I challenge you to find someone who owned their adolescence like Lorde did. To many of us similar in age, she was an icon in those awkward years spent dabbling in side fringes and blue eyeshadow. Someone who could perfectly articulate those painful and confusing emotions that came with high school flings, toxic friendships, and personal growth. A strangely precocious teen who seemed to stand on top of the shit-pile that was adolescence, while the rest of us drowned in it. Her debut album, Pure Heroine, was a dark pop opus centred on love, loneliness and naivety, and Ella Yelich-O’Connor relished in it.
“All my life I’ve been obsessed with adolescence, drunk on it. Even when I was little, I knew that teenagers sparkled … Since 13 I’ve spent my life building this giant teenage museum, mausoleum maybe, dutifully wolfishly writing every moment down, and repeating it all back like folklore.”
Well now, she’s 20, and like most of us her adolescent days are over. After her silence in the past few years, I seriously thought that Lorde’s legacy may have forever remained as a white teethed teen. I’d almost completely forgotten about her until the internet exploded with her essay-length Facebook post on her 20th birthday, which told of the looming album.
“Writing Pure Heroine was my way of enshrining our teenage glory, putting it up in lights forever so that part of me never dies, and this record – well, this one is about what comes next.”
After that post in November, the curly-haired Kiwi has been teasing her fans with many promises and a trail of vague, cryptic hints, leaving us all wondering and waiting. For a progressive artist like Lorde, the release of her comeback single was likely to be unconventional and unexpected, but the treasure hunt arranged in Auckland really blew all predictions out of the park. Fans found a beach doused in green light, a smoking car, and song lyrics on the face on light boxes. Two days later, Green Light dropped.
She’s back, and bolder than ever. Lorde’s comeback single was released earlier this month after what seemed like an eternity of Lorde teendom. Green Light is a boppy single made for belting out and thrashing around the room to. It’s a punchy, raw song that captures the aftermath of breakup, and being wonderfully lost in the process. It’s about embracing the freedom and the chance to rebuild yourself, which I think is a pretty darn fantastic perspective in a world that often romanticises messy breakups and loneliness.
Green Light is almost completely different to her Pure Heroine style, which shouldn’t have surprised me but did. She possesses a kickass confidence whilst baring all her vulnerabilities. A ferocious and buzzing energy has thrown her back into the forefront of the pop music scene. Her looming album, Melodrama, signifies her endeavour into the mysterious and dreaded twenties; a path many of us are stumbling down. Will Lorde dominate adulthood in similar teen-Queen fashion? Green Light suggests yes.

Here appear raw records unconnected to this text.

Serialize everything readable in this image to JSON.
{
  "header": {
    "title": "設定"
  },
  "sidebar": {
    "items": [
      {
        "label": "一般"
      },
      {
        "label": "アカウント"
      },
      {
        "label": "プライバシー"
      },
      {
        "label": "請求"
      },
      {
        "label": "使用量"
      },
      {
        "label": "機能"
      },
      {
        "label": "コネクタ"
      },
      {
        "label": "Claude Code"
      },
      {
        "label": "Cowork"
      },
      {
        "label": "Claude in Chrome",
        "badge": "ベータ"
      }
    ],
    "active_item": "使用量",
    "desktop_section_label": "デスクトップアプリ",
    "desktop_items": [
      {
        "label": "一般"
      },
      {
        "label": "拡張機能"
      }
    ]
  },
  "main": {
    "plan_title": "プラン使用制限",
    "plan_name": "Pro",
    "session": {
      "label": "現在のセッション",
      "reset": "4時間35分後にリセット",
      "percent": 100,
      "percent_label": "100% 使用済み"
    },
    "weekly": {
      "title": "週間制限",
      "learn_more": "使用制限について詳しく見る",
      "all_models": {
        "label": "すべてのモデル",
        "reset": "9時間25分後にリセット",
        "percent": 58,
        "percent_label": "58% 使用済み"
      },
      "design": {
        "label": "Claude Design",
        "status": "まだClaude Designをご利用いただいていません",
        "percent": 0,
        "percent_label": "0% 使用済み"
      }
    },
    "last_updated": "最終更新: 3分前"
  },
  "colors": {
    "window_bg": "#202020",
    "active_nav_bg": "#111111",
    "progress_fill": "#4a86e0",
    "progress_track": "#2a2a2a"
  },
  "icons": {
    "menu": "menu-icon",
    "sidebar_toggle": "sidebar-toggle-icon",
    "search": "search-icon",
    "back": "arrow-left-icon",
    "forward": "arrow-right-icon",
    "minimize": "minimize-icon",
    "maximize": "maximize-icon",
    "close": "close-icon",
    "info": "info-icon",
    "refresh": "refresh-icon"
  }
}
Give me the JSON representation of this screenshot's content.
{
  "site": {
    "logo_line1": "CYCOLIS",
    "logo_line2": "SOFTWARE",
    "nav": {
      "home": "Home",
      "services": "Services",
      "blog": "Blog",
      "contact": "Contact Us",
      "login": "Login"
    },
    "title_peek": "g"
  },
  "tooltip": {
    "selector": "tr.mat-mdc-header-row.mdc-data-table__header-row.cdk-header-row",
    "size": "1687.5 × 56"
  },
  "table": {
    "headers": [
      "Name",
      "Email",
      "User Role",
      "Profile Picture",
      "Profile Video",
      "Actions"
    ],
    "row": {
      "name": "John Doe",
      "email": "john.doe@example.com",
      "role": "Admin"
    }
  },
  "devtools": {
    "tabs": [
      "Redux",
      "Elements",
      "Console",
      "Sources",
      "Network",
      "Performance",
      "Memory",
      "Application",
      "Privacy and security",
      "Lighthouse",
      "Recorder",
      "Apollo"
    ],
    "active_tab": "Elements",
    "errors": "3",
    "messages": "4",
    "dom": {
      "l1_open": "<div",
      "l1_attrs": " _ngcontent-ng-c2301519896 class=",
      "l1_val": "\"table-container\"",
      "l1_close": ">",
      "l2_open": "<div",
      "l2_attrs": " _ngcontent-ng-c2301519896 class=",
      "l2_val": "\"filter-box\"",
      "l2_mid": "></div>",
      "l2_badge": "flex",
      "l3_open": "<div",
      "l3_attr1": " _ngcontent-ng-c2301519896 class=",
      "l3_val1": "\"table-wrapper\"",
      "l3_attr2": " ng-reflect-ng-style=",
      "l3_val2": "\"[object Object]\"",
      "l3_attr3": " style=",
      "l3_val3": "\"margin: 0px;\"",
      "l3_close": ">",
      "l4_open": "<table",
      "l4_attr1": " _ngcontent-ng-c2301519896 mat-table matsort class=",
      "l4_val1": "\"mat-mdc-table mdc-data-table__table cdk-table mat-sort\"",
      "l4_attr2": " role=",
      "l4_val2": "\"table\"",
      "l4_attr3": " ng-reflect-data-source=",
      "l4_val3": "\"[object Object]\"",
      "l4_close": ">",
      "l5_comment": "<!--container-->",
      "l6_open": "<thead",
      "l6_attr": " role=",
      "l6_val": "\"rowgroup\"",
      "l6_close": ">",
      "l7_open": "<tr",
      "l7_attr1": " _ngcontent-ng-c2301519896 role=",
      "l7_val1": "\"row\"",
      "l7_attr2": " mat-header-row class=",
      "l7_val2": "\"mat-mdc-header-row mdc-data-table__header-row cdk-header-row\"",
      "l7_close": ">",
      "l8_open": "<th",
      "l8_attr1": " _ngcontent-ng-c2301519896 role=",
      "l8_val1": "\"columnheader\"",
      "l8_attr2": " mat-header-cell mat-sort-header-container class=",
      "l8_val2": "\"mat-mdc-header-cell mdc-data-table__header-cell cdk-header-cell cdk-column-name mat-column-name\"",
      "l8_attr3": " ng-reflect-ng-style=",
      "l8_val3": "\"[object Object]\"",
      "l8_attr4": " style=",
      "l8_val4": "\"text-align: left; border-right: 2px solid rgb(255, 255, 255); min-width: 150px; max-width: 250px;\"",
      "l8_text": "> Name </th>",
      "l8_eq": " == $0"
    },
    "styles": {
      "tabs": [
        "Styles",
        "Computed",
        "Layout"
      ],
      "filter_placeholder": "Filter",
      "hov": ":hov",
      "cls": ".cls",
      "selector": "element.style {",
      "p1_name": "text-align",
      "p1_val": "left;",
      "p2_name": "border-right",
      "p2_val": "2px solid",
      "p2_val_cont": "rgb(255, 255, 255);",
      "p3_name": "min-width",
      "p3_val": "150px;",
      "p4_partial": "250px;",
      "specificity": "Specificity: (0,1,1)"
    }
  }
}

Something that was just as exciting as the new song, was the sneaky “I will definitely, definitely be coming Down Under quite a bit sooner than people think” line Lorde dropped in a recent Triple J interview. Splendour alarm bells are ringing in my head (!!!).
“The party is about to start. I am about to show you the new world.” Oh Lorde, we are ready and waiting to dance with you.
*All quotes obtained by